In this exercise, every entry is to be copied exactly.

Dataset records
━━━━━━━━━━━━━━━━━━━━━━━━━━━━━━

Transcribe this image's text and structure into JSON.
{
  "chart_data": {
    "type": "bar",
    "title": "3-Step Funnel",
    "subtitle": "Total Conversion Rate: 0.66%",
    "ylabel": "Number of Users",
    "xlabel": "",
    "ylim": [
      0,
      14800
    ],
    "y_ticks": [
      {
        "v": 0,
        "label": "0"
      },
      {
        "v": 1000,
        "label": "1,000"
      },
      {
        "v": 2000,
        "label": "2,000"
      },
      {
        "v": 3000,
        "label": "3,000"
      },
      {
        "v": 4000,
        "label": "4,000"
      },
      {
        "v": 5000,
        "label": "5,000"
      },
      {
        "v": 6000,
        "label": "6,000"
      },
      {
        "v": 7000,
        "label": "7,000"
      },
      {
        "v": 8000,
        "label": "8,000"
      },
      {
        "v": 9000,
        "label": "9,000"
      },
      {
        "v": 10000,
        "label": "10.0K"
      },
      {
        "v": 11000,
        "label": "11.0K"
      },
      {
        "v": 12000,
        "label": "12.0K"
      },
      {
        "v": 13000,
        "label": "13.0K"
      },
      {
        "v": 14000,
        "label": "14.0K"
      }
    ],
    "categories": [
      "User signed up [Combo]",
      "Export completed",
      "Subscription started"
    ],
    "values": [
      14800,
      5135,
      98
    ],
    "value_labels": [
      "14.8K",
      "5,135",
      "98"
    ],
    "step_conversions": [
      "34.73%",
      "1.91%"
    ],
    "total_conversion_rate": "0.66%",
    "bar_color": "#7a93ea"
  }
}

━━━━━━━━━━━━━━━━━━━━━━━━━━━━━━

Result for this exercise:
Transcribe this image's text and structure into JSON.
{
  "chart_data": {
    "type": "bar",
    "title": "3-Step Funnel",
    "subtitle": "Total Conversion Rate: 0.66%",
    "ylabel": "Number of Users",
    "xlabel": "",
    "ylim": [
      0,
      14800
    ],
    "y_ticks": [
      {
        "v": 0,
        "label": "0"
      },
      {
        "v": 1000,
        "label": "1,000"
      },
      {
        "v": 2000,
        "label": "2,000"
      },
      {
        "v": 3000,
        "label": "3,000"
      },
      {
        "v": 4000,
        "label": "4,000"
      },
      {
        "v": 5000,
        "label": "5,000"
      },
      {
        "v": 6000,
        "label": "6,000"
      },
      {
        "v": 7000,
        "label": "7,000"
      },
      {
        "v": 8000,
        "label": "8,000"
      },
      {
        "v": 9000,
        "label": "9,000"
      },
      {
        "v": 10000,
        "label": "10.0K"
      },
      {
        "v": 11000,
        "label": "11.0K"
      },
      {
        "v": 12000,
        "label": "12.0K"
      },
      {
        "v": 13000,
        "label": "13.0K"
      },
      {
        "v": 14000,
        "label": "14.0K"
      }
    ],
    "categories": [
      "User signed up [Combo]",
      "Export completed",
      "Subscription started"
    ],
    "values": [
      14800,
      5135,
      98
    ],
    "value_labels": [
      "14.8K",
      "5,135",
      "98"
    ],
    "step_conversions": [
      "34.73%",
      "1.91%"
    ],
    "total_conversion_rate": "0.66%",
    "bar_color": "#7a93ea"
  }
}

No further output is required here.